> **ASSIGNED TASK**: An exact reproduction of all the entries is the expected answer.

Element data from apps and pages
════════════════
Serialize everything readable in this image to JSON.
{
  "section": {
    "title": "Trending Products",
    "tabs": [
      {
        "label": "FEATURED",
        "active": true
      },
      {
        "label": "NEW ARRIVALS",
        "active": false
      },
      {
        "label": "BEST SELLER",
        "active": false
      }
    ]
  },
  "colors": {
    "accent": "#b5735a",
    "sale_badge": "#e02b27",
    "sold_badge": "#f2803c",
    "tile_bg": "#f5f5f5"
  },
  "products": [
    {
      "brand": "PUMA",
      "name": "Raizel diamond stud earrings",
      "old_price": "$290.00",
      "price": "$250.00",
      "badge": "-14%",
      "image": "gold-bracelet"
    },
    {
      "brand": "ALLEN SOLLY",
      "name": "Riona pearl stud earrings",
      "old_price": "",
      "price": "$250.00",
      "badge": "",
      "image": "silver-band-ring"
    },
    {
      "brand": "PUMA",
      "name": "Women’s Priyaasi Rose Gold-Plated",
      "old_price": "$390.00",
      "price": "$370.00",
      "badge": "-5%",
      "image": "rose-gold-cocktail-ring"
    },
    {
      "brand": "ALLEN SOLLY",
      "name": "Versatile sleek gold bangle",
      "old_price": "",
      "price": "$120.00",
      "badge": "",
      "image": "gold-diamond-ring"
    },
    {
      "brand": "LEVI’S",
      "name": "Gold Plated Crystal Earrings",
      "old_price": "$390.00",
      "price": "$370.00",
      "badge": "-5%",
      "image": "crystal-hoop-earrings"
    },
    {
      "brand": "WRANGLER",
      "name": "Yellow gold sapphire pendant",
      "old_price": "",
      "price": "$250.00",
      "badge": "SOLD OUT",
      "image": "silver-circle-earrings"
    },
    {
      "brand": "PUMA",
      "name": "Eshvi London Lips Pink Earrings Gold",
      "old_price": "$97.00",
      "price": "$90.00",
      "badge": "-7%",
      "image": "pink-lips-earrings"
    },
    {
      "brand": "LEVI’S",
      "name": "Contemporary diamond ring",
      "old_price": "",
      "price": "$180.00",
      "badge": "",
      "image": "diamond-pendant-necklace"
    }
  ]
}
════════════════
> **TASK RESULT**:
Serialize everything readable in this image to JSON.
{
  "section": {
    "title": "Trending Products",
    "tabs": [
      {
        "label": "FEATURED",
        "active": true
      },
      {
        "label": "NEW ARRIVALS",
        "active": false
      },
      {
        "label": "BEST SELLER",
        "active": false
      }
    ]
  },
  "colors": {
    "accent": "#b5735a",
    "sale_badge": "#e02b27",
    "sold_badge": "#f2803c",
    "tile_bg": "#f5f5f5"
  },
  "products": [
    {
      "brand": "PUMA",
      "name": "Raizel diamond stud earrings",
      "old_price": "$290.00",
      "price": "$250.00",
      "badge": "-14%",
      "image": "gold-bracelet"
    },
    {
      "brand": "ALLEN SOLLY",
      "name": "Riona pearl stud earrings",
      "old_price": "",
      "price": "$250.00",
      "badge": "",
      "image": "silver-band-ring"
    },
    {
      "brand": "PUMA",
      "name": "Women’s Priyaasi Rose Gold-Plated",
      "old_price": "$390.00",
      "price": "$370.00",
      "badge": "-5%",
      "image": "rose-gold-cocktail-ring"
    },
    {
      "brand": "ALLEN SOLLY",
      "name": "Versatile sleek gold bangle",
      "old_price": "",
      "price": "$120.00",
      "badge": "",
      "image": "gold-diamond-ring"
    },
    {
      "brand": "LEVI’S",
      "name": "Gold Plated Crystal Earrings",
      "old_price": "$390.00",
      "price": "$370.00",
      "badge": "-5%",
      "image": "crystal-hoop-earrings"
    },
    {
      "brand": "WRANGLER",
      "name": "Yellow gold sapphire pendant",
      "old_price": "",
      "price": "$250.00",
      "badge": "SOLD OUT",
      "image": "silver-circle-earrings"
    },
    {
      "brand": "PUMA",
      "name": "Eshvi London Lips Pink Earrings Gold",
      "old_price": "$97.00",
      "price": "$90.00",
      "badge": "-7%",
      "image": "pink-lips-earrings"
    },
    {
      "brand": "LEVI’S",
      "name": "Contemporary diamond ring",
      "old_price": "",
      "price": "$180.00",
      "badge": "",
      "image": "diamond-pendant-necklace"
    }
  ]
}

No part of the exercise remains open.